(Supplied information begins)

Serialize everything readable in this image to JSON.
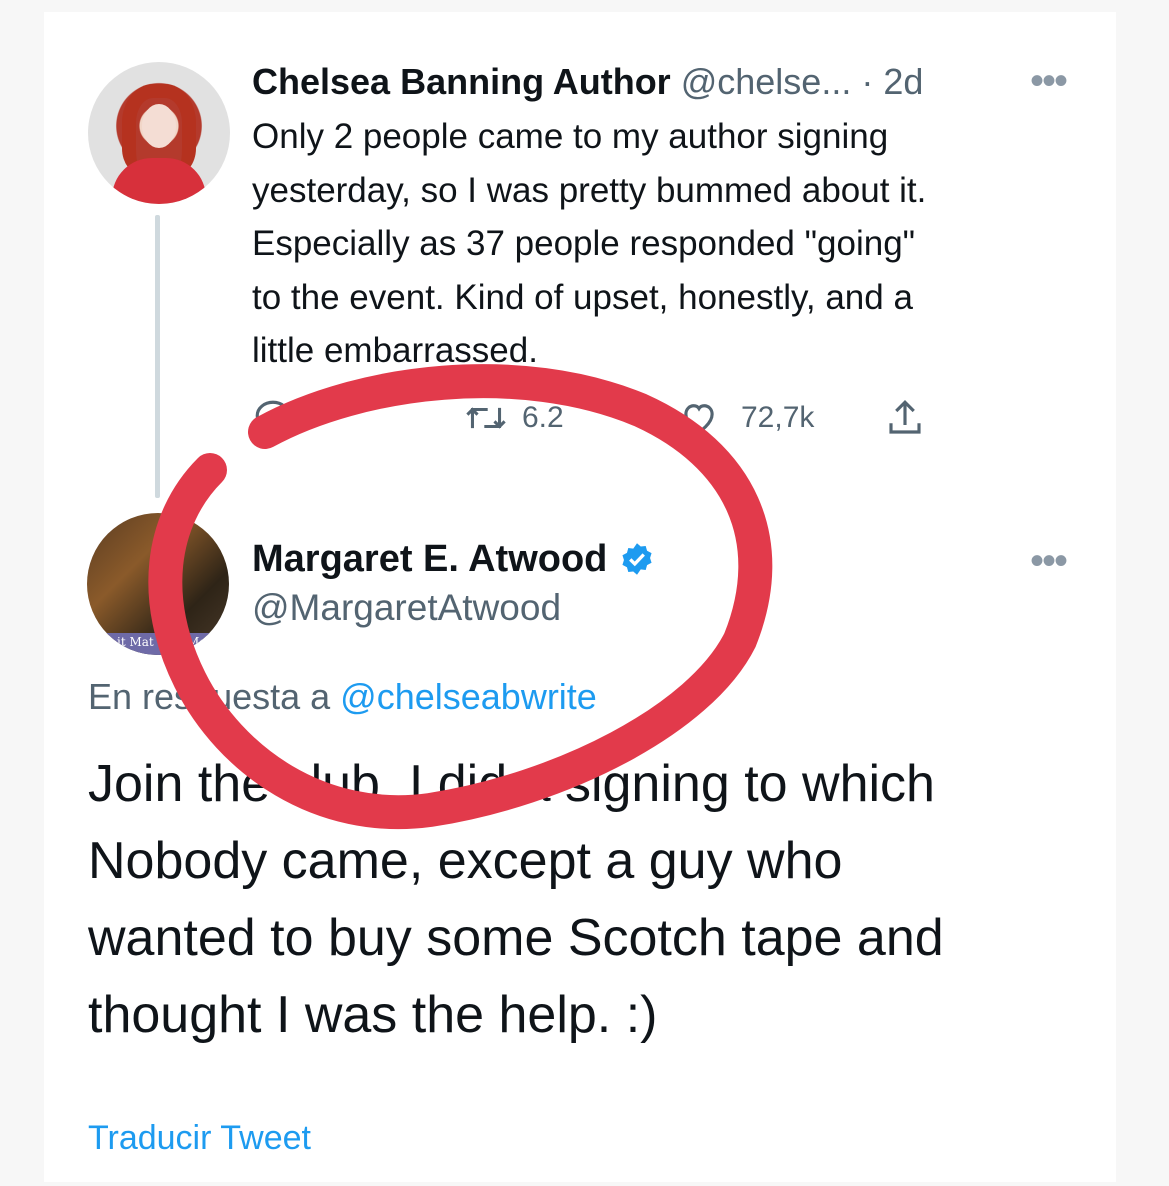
{
  "tweet1": {
    "author_name": "Chelsea Banning Author",
    "handle": "@chelse...",
    "separator": " · ",
    "time": "2d",
    "text_lines": [
      "Only 2 people came to my author signing",
      "yesterday, so I was pretty bummed about it.",
      "Especially as 37 people responded \"going\"",
      "to the event. Kind of upset, honestly, and a",
      "little embarrassed."
    ],
    "actions": {
      "reply_count": "",
      "retweet_count": "6.2",
      "like_count": "72,7k"
    },
    "more_icon": "more-horizontal-icon"
  },
  "tweet2": {
    "author_name": "Margaret E. Atwood",
    "verified_icon": "verified-badge-icon",
    "handle": "@MargaretAtwood",
    "reply_prefix": "En respuesta a ",
    "reply_target": "@chelseabwrite",
    "text_lines": [
      "Join the club. I did a signing to which",
      "Nobody came, except a guy who",
      "wanted to buy some Scotch tape and",
      "thought I was the help. :)"
    ],
    "translate_label": "Traducir Tweet",
    "avatar_caption_left": "it Mat",
    "avatar_caption_right": "Me."
  },
  "colors": {
    "link": "#1d9bf0",
    "secondary_text": "#536471",
    "primary_text": "#0f1419",
    "annotation_circle": "#e23a4b"
  }
}
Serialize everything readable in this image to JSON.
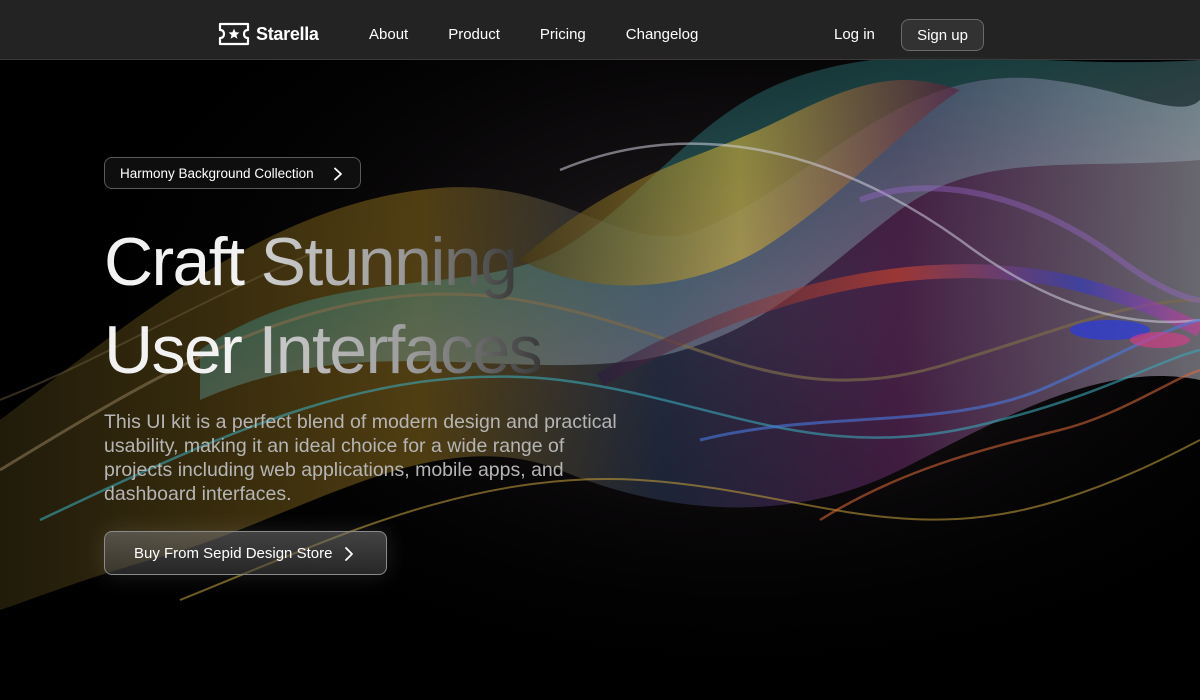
{
  "brand": {
    "name": "Starella",
    "logo_icon": "ticket-star-icon"
  },
  "nav": {
    "items": [
      {
        "label": "About"
      },
      {
        "label": "Product"
      },
      {
        "label": "Pricing"
      },
      {
        "label": "Changelog"
      }
    ],
    "login_label": "Log in",
    "signup_label": "Sign up"
  },
  "hero": {
    "pill_label": "Harmony Background Collection",
    "headline": {
      "line1_word1": "Craft",
      "line1_rest": "Stunning",
      "line2_word1": "User",
      "line2_rest": "Interfaces"
    },
    "description": "This UI kit is a perfect blend of modern design and practical usability, making it an ideal choice for a wide range of projects including web applications, mobile apps, and dashboard interfaces.",
    "cta_label": "Buy From Sepid Design Store"
  },
  "colors": {
    "background": "#000000",
    "topbar": "#262626",
    "text_primary": "#ffffff",
    "text_muted": "#b5b5b5"
  }
}
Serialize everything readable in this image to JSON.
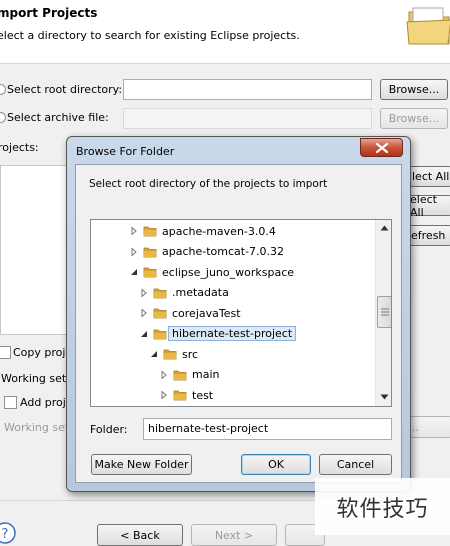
{
  "wizard": {
    "title": "mport Projects",
    "description": "elect a directory to search for existing Eclipse projects.",
    "root_dir_label": "Select root directory:",
    "archive_label": "Select archive file:",
    "browse_label": "Browse...",
    "browse2_label": "Browse...",
    "projects_label": "rojects:",
    "select_all_label": "lect All",
    "deselect_all_label": "elect All",
    "refresh_label": "efresh",
    "copy_projects_label": "Copy proje",
    "working_sets_label": "Working sets",
    "add_project_label": "Add proje",
    "working_sets_field_label": "Working set",
    "working_sets_select_label": "ct...",
    "back_label": "< Back",
    "next_label": "Next >"
  },
  "dialog": {
    "title": "Browse For Folder",
    "instruction": "Select root directory of the projects to import",
    "tree": [
      {
        "label": "apache-maven-3.0.4",
        "depth": 0,
        "toggle": "collapsed",
        "selected": false
      },
      {
        "label": "apache-tomcat-7.0.32",
        "depth": 0,
        "toggle": "collapsed",
        "selected": false
      },
      {
        "label": "eclipse_juno_workspace",
        "depth": 0,
        "toggle": "expanded",
        "selected": false
      },
      {
        "label": ".metadata",
        "depth": 1,
        "toggle": "collapsed",
        "selected": false
      },
      {
        "label": "corejavaTest",
        "depth": 1,
        "toggle": "collapsed",
        "selected": false
      },
      {
        "label": "hibernate-test-project",
        "depth": 1,
        "toggle": "expanded",
        "selected": true
      },
      {
        "label": "src",
        "depth": 2,
        "toggle": "expanded",
        "selected": false
      },
      {
        "label": "main",
        "depth": 3,
        "toggle": "collapsed",
        "selected": false
      },
      {
        "label": "test",
        "depth": 3,
        "toggle": "collapsed",
        "selected": false
      }
    ],
    "folder_label": "Folder:",
    "folder_value": "hibernate-test-project",
    "make_new_folder_label": "Make New Folder",
    "ok_label": "OK",
    "cancel_label": "Cancel"
  },
  "watermark": {
    "text": "软件技巧"
  },
  "colors": {
    "folder": "#e8b843",
    "selection_bg": "#dde9f7",
    "close_button": "#c7543c"
  }
}
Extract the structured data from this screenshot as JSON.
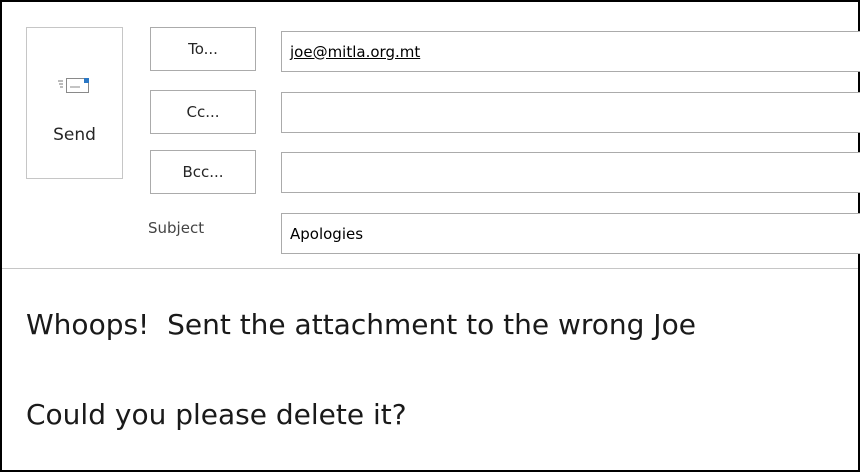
{
  "compose": {
    "send_label": "Send",
    "to_button": "To...",
    "cc_button": "Cc...",
    "bcc_button": "Bcc...",
    "to_value": "joe@mitla.org.mt",
    "cc_value": "",
    "bcc_value": "",
    "subject_label": "Subject",
    "subject_value": "Apologies"
  },
  "message": {
    "line1": "Whoops!  Sent the attachment to the wrong Joe",
    "line2": "Could you please delete it?"
  },
  "icons": {
    "send": "send-mail-icon"
  }
}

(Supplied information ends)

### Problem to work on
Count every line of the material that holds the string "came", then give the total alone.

### Answer box
2